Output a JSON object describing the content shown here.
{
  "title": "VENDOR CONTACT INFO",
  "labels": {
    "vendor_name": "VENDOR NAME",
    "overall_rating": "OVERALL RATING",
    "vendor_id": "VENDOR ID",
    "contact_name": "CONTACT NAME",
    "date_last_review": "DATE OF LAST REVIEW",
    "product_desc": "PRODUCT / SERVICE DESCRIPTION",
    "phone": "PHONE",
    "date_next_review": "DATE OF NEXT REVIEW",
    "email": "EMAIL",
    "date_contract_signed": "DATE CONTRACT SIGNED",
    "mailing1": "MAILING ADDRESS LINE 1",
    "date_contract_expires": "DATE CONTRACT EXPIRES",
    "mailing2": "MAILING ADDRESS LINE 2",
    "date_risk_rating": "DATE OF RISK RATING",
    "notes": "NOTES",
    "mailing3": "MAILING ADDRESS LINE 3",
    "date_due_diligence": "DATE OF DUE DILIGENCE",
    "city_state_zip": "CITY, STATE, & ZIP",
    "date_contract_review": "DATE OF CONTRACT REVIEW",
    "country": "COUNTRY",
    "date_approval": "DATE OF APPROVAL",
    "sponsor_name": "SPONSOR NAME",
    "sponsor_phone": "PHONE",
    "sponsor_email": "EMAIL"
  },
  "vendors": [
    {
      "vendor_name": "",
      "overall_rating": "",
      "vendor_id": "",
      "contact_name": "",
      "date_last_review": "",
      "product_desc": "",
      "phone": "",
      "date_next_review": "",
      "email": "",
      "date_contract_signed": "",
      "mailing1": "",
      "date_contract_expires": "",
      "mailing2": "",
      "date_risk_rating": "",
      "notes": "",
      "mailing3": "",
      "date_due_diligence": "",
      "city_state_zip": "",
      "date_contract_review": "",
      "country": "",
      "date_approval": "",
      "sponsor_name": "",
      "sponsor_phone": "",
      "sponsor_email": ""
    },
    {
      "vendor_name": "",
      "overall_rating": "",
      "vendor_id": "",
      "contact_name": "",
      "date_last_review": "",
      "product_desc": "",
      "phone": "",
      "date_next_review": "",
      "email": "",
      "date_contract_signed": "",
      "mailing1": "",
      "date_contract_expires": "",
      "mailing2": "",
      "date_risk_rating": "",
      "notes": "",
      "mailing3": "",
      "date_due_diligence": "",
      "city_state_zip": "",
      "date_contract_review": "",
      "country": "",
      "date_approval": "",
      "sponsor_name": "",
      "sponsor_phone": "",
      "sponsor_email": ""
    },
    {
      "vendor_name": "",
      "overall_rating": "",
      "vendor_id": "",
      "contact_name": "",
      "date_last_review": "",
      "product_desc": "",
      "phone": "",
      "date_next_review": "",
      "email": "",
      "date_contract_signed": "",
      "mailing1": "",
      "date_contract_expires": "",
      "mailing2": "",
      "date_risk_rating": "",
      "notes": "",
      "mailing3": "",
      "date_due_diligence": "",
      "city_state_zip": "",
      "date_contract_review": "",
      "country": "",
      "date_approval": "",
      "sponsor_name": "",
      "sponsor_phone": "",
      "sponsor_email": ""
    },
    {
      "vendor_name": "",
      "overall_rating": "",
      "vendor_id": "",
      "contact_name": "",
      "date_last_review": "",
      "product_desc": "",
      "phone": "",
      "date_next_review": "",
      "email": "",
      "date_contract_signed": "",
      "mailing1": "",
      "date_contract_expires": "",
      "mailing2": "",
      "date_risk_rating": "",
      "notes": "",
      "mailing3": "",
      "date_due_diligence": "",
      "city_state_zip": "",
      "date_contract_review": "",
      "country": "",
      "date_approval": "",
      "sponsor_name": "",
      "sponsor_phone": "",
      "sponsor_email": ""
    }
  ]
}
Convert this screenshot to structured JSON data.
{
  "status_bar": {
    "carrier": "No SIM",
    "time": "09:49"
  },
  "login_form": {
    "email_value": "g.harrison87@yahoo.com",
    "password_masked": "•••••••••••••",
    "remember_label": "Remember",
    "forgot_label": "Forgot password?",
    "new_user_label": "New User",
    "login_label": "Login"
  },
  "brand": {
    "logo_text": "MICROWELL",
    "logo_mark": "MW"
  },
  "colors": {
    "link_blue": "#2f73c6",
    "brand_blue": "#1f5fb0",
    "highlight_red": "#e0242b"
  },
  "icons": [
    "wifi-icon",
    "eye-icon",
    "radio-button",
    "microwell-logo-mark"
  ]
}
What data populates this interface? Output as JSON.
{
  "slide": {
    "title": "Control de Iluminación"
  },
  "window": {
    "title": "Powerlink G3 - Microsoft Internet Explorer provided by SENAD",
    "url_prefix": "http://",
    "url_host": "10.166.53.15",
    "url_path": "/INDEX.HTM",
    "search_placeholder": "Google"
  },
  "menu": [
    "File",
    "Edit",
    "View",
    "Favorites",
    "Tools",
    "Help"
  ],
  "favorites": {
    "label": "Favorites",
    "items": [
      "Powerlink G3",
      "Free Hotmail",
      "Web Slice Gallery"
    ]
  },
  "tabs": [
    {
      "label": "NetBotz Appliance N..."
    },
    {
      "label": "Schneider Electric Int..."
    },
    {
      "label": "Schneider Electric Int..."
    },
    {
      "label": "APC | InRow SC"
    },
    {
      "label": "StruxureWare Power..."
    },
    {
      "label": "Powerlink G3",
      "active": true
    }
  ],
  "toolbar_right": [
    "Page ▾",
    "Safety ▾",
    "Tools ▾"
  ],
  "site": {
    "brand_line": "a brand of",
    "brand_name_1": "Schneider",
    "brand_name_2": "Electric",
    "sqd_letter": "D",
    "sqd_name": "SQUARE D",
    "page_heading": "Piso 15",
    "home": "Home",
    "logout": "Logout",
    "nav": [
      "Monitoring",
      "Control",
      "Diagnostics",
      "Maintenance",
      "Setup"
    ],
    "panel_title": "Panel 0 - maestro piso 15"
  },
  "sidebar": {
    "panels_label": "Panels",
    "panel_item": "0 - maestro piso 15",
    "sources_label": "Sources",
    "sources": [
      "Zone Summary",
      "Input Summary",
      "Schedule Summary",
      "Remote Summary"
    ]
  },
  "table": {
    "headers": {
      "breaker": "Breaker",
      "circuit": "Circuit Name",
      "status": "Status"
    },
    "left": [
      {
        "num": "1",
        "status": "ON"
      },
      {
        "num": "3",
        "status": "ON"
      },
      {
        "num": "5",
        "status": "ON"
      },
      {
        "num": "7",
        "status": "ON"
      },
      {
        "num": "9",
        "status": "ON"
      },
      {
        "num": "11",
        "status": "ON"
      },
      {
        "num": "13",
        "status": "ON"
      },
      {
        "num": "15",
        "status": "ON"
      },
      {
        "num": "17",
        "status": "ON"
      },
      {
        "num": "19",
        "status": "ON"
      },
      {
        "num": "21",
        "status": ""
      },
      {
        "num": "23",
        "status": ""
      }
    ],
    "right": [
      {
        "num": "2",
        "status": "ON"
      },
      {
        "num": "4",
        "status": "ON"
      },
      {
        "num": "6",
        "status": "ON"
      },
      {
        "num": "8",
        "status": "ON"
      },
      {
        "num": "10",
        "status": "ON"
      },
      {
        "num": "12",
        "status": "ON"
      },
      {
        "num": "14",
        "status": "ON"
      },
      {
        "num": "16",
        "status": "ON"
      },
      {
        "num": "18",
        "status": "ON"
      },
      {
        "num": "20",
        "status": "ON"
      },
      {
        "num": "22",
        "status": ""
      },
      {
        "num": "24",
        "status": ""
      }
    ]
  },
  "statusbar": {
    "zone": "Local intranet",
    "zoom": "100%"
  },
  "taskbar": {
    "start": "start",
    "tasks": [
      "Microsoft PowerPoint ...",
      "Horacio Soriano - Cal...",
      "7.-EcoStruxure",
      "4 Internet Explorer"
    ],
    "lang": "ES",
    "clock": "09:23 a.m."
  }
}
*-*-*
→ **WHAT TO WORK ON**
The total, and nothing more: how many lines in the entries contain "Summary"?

→ **EXERCISE SOLUTION**
4